# WORK INSTRUCTION
Report how many lines in the material hold the word "mention". No other content is required.

☆ ☆ ☆ ☆

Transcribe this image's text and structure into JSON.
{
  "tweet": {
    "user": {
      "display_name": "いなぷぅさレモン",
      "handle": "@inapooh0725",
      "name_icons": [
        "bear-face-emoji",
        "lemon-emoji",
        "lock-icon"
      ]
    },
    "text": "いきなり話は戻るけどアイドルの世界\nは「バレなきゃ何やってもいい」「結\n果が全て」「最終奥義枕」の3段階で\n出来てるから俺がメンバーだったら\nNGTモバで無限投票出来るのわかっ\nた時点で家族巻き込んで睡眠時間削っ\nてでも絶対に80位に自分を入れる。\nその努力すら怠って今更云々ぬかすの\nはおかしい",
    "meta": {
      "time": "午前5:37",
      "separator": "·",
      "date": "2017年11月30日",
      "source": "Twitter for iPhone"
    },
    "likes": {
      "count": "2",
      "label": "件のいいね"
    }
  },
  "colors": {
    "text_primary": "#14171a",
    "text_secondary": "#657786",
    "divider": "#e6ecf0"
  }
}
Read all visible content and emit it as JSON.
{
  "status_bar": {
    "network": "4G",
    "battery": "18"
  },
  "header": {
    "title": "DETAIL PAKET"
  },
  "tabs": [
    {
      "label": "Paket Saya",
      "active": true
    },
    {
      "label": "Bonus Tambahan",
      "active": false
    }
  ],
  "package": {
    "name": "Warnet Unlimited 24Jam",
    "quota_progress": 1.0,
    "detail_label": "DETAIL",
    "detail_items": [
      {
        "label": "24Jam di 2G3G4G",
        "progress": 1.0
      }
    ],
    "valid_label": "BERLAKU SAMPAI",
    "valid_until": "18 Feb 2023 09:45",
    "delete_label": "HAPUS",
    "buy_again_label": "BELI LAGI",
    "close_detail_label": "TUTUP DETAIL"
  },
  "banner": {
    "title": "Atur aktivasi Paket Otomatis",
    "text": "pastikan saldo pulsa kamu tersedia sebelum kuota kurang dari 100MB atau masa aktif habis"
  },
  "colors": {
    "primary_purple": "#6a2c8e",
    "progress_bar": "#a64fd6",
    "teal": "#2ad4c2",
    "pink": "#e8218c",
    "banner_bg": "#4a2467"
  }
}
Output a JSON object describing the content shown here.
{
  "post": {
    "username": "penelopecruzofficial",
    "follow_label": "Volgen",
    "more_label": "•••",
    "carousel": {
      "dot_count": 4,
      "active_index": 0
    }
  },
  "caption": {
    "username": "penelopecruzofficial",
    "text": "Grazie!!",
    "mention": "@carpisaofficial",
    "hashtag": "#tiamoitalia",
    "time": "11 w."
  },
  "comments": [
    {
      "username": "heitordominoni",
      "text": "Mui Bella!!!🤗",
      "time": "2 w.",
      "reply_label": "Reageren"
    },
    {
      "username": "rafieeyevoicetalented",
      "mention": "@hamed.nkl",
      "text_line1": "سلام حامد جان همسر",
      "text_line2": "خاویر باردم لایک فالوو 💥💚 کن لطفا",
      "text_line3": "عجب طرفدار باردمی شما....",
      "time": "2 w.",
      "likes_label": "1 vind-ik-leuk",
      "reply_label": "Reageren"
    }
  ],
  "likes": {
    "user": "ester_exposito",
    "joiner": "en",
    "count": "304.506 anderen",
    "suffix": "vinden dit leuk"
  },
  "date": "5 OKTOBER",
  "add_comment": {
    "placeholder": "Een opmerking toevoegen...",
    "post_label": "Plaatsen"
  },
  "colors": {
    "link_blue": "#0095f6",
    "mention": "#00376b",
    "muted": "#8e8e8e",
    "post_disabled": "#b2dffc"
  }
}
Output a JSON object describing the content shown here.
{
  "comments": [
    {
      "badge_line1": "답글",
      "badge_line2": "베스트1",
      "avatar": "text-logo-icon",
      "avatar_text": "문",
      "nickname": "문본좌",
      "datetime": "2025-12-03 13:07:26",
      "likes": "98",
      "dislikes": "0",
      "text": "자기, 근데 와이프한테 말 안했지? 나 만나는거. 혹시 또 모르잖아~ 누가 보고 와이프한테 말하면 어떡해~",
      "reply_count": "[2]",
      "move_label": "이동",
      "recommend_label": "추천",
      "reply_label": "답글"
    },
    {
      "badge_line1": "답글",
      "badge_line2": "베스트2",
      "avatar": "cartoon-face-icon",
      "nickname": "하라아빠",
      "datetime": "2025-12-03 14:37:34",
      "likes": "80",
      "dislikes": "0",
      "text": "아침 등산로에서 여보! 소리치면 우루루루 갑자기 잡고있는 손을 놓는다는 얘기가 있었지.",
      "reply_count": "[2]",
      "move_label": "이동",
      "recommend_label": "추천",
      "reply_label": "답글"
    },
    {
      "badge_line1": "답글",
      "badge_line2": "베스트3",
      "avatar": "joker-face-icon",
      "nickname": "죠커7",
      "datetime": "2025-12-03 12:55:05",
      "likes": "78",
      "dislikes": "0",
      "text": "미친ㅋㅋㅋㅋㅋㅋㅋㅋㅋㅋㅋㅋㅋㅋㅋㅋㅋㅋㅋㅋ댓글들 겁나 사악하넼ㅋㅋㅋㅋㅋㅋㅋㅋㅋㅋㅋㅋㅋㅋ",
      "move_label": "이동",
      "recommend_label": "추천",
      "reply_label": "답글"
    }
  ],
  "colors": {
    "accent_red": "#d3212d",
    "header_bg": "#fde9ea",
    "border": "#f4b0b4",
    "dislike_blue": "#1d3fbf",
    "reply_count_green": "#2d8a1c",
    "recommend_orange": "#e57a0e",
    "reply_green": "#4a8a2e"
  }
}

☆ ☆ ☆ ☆

# OUTPUT
3